In my columns I always advocate for learning from experience–but what happens when there is a discrepancy, when one person is experienced but another is not? My advice: ask as many questions as you can.

For one, how much is your suitor disclosing? In these previous relationships, was your suitor engaged in long term relationships or was he–as unfortunately many Muslim men do–just using women (often non-Muslim women) for sex? Equally important, is he still in touch with the women he once dated and does he still plan to be in touch with these women? Does this bother you? What are his attitudes towards sex and how have his attitudes been affected by his previous relationships? How would your suitor react if he found out that you had had sex before marriage? I realize that this is not the case with you but it is an important hypothetical. I know many Muslim men who spent their twenties sleeping around with non-Muslim women and as soon as they hit thirty, started looking for “nice girls” (i.e. virgins) from “back home.” I do not know if your suitor fits this category or even if this concerns you but this is something you deserve to know.

Ultimately you have to decide what is most comfortable for you. Has he learned from his experiences and become a more compassionate, sensitive, God-fearing, and gentle person? Or has his experiences made his heart hardened or his personality more callous?

My own experience is that I get so excited when I find a compatible partner that I forget to ask myself–and my potential partner–the tough questions necessary to make a marriage/relationship work. Then when we finally get around to having “the discussion,” it is often too late.

I wish you success and good luck trying to navigate this process and in seeking the answers you want.


One Comment on “Advice: Dating Newbie”

  1. JC says:

    Dear Sister,
    You have raised a number of issues, but the basic premise – that of “dating” a man for the purposes of marriage – is a dangerous idea. The reason is quite easily illustrated in ShyDesiBoy’s response – that such personal activity can easily lead to more carnal meetings, which are quite specifically forbidden in our faith.

    Thus, speaking to suitors, while an important part of getting married, should also incorporate other important people – like your parents, or siblings, or close friends. Some of the best and most rich marriages I have seen came through the involvement and referrals of people who knew the couple (before they were a couple) and may have helped set them up, or at least “moderated” their discussions. Remember that one-on-one communication can easily go in a dangerous direction.

    Consider the fact that you have been very purposeful about maintaining your virginity – and you should be proud of that – but it may be that this man has not been so protective of himself. That poses dangers to you: STDs, emotional problems, unreal expectations, lack of complete commitment, etc.

    But, as Ms. Sunshine pointed out, if you have doubts, don’t go further. Our mind points out our concerns through doubts, and bolsters our decisions through confidence. If you have major doubts right now, then bring in a friend or relative for a “second opinion” so-to-speak. Ultimately, you need to consider not only whether he’s the right man to be your husband, but whether he will stay committed to you. Men who have “experience” tend to move on after some time or are more easily drawn away to others, and you certainly don’t want that.

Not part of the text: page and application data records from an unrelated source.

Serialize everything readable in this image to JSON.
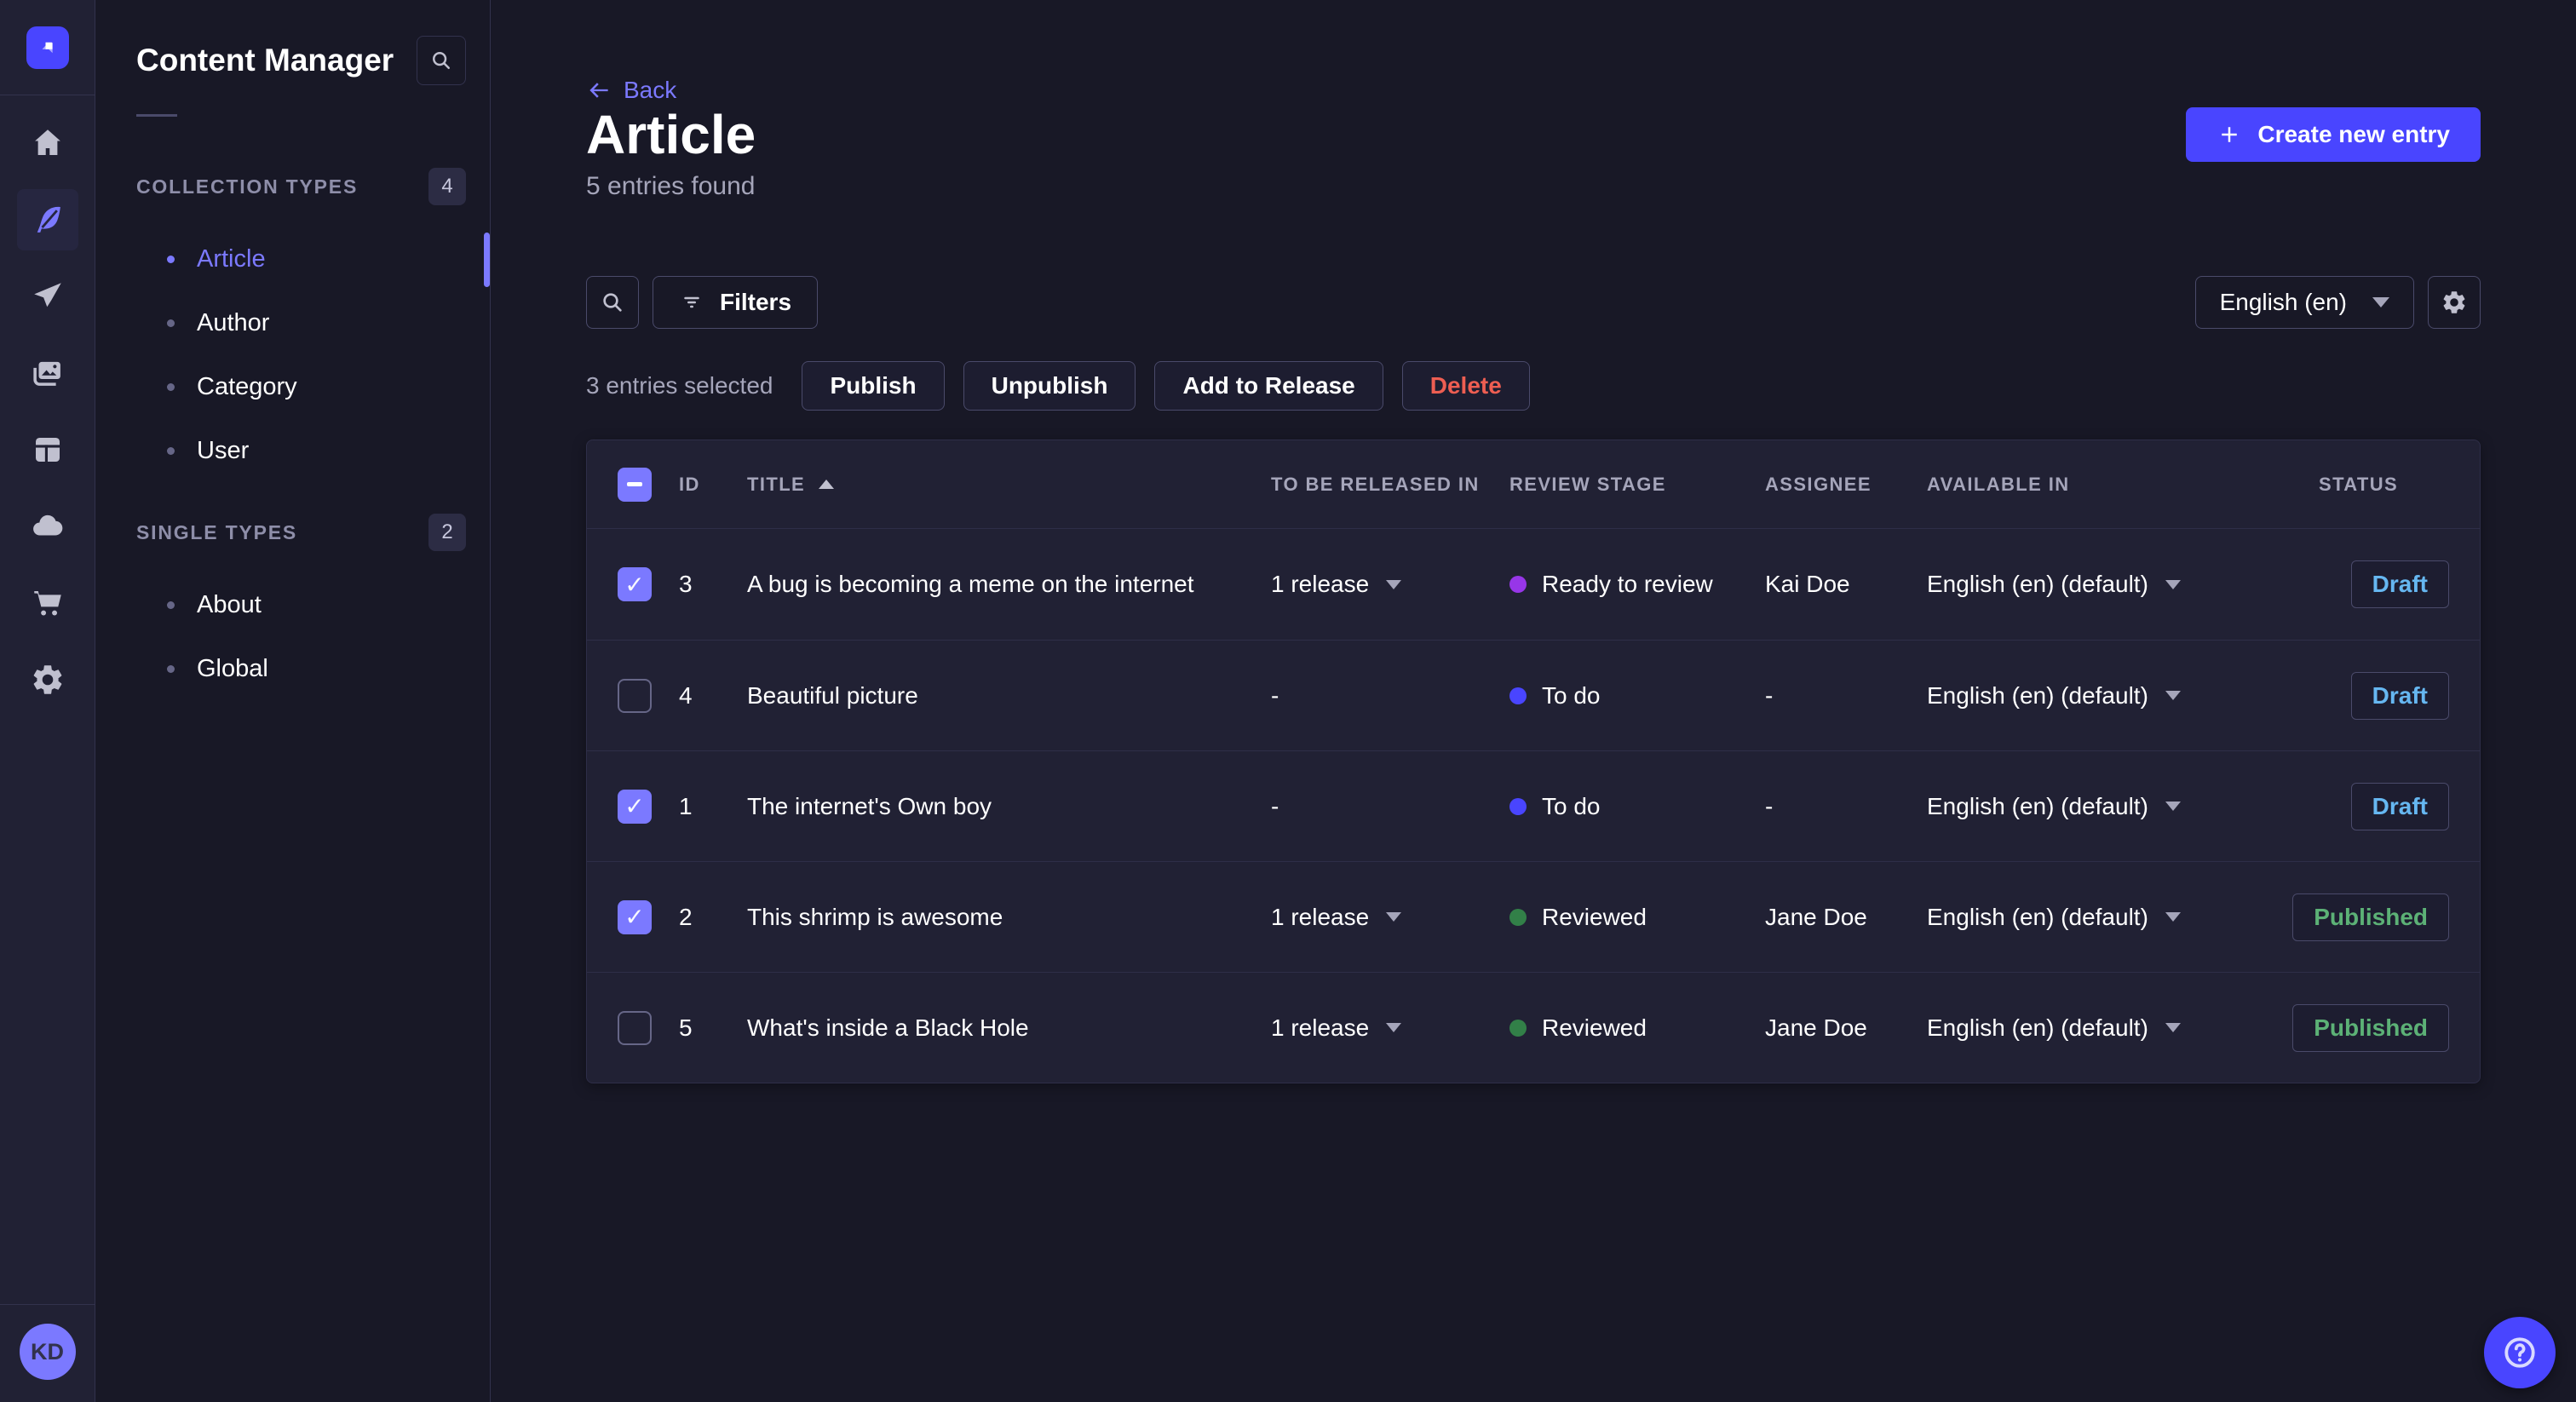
{
  "rail": {
    "logo_icon": "strapi-logo-icon",
    "items": [
      {
        "icon": "home-icon",
        "active": false
      },
      {
        "icon": "feather-icon",
        "active": true
      },
      {
        "icon": "paper-plane-icon",
        "active": false
      },
      {
        "icon": "media-library-icon",
        "active": false
      },
      {
        "icon": "layout-icon",
        "active": false
      },
      {
        "icon": "cloud-icon",
        "active": false
      },
      {
        "icon": "cart-icon",
        "active": false
      },
      {
        "icon": "gear-icon",
        "active": false
      }
    ],
    "avatar_initials": "KD"
  },
  "sidebar": {
    "title": "Content Manager",
    "search_icon": "search-icon",
    "sections": [
      {
        "label": "COLLECTION TYPES",
        "badge": "4",
        "items": [
          {
            "label": "Article",
            "active": true
          },
          {
            "label": "Author",
            "active": false
          },
          {
            "label": "Category",
            "active": false
          },
          {
            "label": "User",
            "active": false
          }
        ]
      },
      {
        "label": "SINGLE TYPES",
        "badge": "2",
        "items": [
          {
            "label": "About",
            "active": false
          },
          {
            "label": "Global",
            "active": false
          }
        ]
      }
    ]
  },
  "header": {
    "back_label": "Back",
    "title": "Article",
    "subtitle": "5 entries found",
    "create_button_label": "Create new entry"
  },
  "toolbar": {
    "filters_label": "Filters",
    "locale_value": "English (en)"
  },
  "selection": {
    "text": "3 entries selected",
    "publish_label": "Publish",
    "unpublish_label": "Unpublish",
    "add_to_release_label": "Add to Release",
    "delete_label": "Delete"
  },
  "table": {
    "headers": {
      "id": "ID",
      "title": "TITLE",
      "released": "TO BE RELEASED IN",
      "stage": "REVIEW STAGE",
      "assignee": "ASSIGNEE",
      "available": "AVAILABLE IN",
      "status": "STATUS"
    },
    "sort": {
      "column": "TITLE",
      "direction": "ascending"
    },
    "rows": [
      {
        "checked": true,
        "id": "3",
        "title": "A bug is becoming a meme on the internet",
        "released": "1 release",
        "stage": "Ready to review",
        "stage_color": "#9736e8",
        "assignee": "Kai Doe",
        "available": "English (en) (default)",
        "status": "Draft"
      },
      {
        "checked": false,
        "id": "4",
        "title": "Beautiful picture",
        "released": "-",
        "stage": "To do",
        "stage_color": "#4945ff",
        "assignee": "-",
        "available": "English (en) (default)",
        "status": "Draft"
      },
      {
        "checked": true,
        "id": "1",
        "title": "The internet's Own boy",
        "released": "-",
        "stage": "To do",
        "stage_color": "#4945ff",
        "assignee": "-",
        "available": "English (en) (default)",
        "status": "Draft"
      },
      {
        "checked": true,
        "id": "2",
        "title": "This shrimp is awesome",
        "released": "1 release",
        "stage": "Reviewed",
        "stage_color": "#328048",
        "assignee": "Jane Doe",
        "available": "English (en) (default)",
        "status": "Published"
      },
      {
        "checked": false,
        "id": "5",
        "title": "What's inside a Black Hole",
        "released": "1 release",
        "stage": "Reviewed",
        "stage_color": "#328048",
        "assignee": "Jane Doe",
        "available": "English (en) (default)",
        "status": "Published"
      }
    ]
  },
  "help": {
    "icon": "question-mark-icon"
  },
  "colors": {
    "primary": "#4945ff",
    "accent": "#7b79ff",
    "delete_red": "#ee5e52",
    "status": {
      "Draft": "#66b7f1",
      "Published": "#5cb176"
    }
  }
}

You can certainly go forward with your meeting, but have others with you. Don’t make this a one-on-one meeting. He may be coming with certain expectations (i.e. of sampling the goods), but you need to make sure he knows where you draw the line.